For example, investment houses Neuberger Berman, Morgan Stanley, SEI and Matthews Asia, which together represent $3 trillion in assets under management, have jumped on the ETF bandwagon, signaling the launch or intention to launch their first offering. of ETFs, the Financial Times. informed.
More recently, Putnam Investments also planned to add its first fully transparent ETF alongside its existing non-transparent ETF offerings, according to a separate Financial Times report.
The recent batch of money managers to enter the ETF space follows other financial industry heavyweights like T. Rowe Price, Dimensional Fund Advisors, and Federated Hermes who have embraced the ETF mantra in their bid to gain share of market at the expense of traditional mutual funds.
The surge in interest in ETFs may be due in part to the increasingly competitive landscape as fund management fees continue to fall further and further.
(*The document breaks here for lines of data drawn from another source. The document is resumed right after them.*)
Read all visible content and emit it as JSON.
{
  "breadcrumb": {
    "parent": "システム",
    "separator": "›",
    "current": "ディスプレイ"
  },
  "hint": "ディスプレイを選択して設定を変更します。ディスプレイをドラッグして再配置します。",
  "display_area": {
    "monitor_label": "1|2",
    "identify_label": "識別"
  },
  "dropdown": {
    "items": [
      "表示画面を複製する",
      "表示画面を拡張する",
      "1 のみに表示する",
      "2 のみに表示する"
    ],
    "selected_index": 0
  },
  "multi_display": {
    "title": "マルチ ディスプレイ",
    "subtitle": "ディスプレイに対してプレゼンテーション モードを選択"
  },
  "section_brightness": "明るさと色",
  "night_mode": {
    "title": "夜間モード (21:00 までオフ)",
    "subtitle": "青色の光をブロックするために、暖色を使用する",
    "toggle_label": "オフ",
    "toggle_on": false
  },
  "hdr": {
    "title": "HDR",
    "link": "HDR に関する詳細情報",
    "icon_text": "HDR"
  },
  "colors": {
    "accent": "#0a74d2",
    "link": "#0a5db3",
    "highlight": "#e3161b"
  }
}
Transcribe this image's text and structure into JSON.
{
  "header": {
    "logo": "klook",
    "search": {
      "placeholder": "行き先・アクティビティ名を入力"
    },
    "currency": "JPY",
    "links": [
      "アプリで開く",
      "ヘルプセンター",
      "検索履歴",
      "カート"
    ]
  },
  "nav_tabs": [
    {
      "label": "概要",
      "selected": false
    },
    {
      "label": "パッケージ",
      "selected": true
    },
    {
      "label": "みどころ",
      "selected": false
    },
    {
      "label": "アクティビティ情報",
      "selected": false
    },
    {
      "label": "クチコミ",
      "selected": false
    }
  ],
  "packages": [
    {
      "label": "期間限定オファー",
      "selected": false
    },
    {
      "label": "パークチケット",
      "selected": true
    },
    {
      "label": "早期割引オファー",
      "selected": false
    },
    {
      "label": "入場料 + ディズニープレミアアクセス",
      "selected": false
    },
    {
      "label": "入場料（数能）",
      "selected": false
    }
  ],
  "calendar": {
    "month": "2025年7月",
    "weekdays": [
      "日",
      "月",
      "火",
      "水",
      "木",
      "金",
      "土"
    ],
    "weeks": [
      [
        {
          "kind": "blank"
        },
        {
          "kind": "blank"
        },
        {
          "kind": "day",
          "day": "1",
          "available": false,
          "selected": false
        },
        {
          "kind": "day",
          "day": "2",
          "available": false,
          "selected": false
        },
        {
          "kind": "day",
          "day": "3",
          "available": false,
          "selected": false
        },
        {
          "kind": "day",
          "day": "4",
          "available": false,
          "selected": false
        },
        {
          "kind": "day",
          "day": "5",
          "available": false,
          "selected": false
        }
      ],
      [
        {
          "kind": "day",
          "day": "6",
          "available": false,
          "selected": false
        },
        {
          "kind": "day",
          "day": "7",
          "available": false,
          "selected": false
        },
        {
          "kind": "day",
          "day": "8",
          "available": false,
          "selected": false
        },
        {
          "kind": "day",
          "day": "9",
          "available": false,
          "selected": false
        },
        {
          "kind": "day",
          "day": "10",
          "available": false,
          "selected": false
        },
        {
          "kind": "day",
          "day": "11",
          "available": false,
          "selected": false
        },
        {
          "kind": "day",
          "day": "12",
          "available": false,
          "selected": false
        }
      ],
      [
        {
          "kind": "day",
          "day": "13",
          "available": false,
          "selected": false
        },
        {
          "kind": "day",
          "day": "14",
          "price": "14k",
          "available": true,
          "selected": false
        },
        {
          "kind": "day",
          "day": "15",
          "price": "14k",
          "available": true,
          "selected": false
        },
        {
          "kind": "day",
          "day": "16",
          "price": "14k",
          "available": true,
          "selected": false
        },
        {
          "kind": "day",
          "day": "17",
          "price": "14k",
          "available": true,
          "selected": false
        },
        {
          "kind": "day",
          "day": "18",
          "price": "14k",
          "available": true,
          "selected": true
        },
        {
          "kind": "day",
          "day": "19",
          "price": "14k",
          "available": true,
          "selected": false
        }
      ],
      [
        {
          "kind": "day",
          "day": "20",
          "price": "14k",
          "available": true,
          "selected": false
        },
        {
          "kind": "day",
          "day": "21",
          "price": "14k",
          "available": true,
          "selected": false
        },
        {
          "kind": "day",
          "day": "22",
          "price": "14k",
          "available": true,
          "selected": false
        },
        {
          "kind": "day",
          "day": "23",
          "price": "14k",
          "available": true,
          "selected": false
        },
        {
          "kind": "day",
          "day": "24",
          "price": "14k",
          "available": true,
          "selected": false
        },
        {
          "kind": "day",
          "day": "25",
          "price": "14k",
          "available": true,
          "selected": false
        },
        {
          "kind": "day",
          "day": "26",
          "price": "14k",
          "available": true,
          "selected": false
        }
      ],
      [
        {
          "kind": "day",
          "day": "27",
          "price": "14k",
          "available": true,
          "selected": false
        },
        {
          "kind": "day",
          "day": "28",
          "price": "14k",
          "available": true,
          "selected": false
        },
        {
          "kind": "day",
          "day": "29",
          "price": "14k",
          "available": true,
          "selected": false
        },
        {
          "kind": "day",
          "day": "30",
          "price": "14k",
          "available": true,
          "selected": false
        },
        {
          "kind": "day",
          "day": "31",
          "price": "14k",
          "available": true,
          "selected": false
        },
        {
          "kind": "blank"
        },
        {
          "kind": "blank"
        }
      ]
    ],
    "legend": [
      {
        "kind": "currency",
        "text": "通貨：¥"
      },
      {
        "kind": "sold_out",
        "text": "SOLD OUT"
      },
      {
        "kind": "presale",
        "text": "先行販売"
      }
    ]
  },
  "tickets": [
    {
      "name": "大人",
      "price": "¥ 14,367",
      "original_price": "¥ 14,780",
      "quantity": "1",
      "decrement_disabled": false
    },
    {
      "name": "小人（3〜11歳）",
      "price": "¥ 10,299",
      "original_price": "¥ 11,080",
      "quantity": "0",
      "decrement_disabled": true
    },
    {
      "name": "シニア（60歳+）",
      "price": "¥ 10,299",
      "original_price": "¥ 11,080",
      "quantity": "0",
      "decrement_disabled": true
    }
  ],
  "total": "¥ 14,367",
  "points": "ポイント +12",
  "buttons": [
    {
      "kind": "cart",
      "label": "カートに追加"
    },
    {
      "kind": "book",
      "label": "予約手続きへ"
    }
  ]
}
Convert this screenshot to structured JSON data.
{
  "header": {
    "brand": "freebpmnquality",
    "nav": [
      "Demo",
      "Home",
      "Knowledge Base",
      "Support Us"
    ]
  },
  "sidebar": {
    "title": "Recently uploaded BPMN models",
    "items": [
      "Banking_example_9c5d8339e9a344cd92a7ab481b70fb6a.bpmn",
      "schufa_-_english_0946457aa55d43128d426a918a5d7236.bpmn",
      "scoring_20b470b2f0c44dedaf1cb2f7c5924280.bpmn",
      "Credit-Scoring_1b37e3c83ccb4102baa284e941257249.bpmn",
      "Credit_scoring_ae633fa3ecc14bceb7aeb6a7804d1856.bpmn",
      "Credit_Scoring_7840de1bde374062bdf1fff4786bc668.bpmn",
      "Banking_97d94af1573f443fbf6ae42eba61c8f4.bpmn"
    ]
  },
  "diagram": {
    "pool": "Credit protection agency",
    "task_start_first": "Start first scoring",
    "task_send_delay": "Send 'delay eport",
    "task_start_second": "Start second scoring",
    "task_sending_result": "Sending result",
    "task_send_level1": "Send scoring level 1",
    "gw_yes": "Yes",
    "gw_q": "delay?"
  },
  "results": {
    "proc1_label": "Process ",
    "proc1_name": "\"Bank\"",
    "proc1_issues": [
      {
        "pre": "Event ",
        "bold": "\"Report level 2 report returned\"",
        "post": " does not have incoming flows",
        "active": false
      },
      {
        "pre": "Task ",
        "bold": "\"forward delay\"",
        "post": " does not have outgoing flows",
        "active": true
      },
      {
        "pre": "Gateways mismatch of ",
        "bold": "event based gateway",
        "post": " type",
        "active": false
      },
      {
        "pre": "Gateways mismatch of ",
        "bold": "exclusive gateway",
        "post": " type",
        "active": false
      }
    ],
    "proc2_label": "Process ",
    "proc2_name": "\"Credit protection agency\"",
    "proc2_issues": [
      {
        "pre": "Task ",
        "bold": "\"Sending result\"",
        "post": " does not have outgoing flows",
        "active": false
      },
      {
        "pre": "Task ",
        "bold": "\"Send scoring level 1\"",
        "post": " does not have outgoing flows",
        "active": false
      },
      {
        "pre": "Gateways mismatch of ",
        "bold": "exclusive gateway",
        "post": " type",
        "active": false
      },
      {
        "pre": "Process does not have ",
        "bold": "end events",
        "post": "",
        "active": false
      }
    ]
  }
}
Many actively managed traditional mutual funds are facing increased investor scrutiny in light of continued poor performance and high management fees on top of their poor returns. On the other hand, the more efficient ETF structure has made it a cheaper investment tool, especially when compared to the hands-on approach of traditional mutual funds.
“While we believe that mutual funds will continue to provide benefits to many investors, we have seen growing interest from financial intermediaries and end-investors who want to take advantage of the benefits that active ETFs offer,” Jonathan Schuman, global director of distribution for Matthews Asia . he told the Financial Times.
Consequently, in the US, ETF assets rose 185% to $7.2 trillion in the five years ending in 2021, according to the Investment Company Institute, while mutual fund assets rose 65% during the same period. Meanwhile, ETF assets have more than tripled globally to $10.1 trillion since 2015, according to consultancy ETFGI.
“If you’re talking about meeting clients where they are, the ETF tool is one we want to offer alongside our other offerings,” Noel Archard, global head of ETF and portfolio solutions at AB, told the Financial Times.
Recent converts to the ETF industry also pointed to the SEC ruling in 2019 that helped streamline the approval process for ETF exemption relief filings.
“It lowered one of the barriers to entry for a lot of companies that had been thinking about getting into ETFs,” Archard added. “We have a predominantly active footprint. That rule change prompted another look at whether we should introduce [active ETFs].”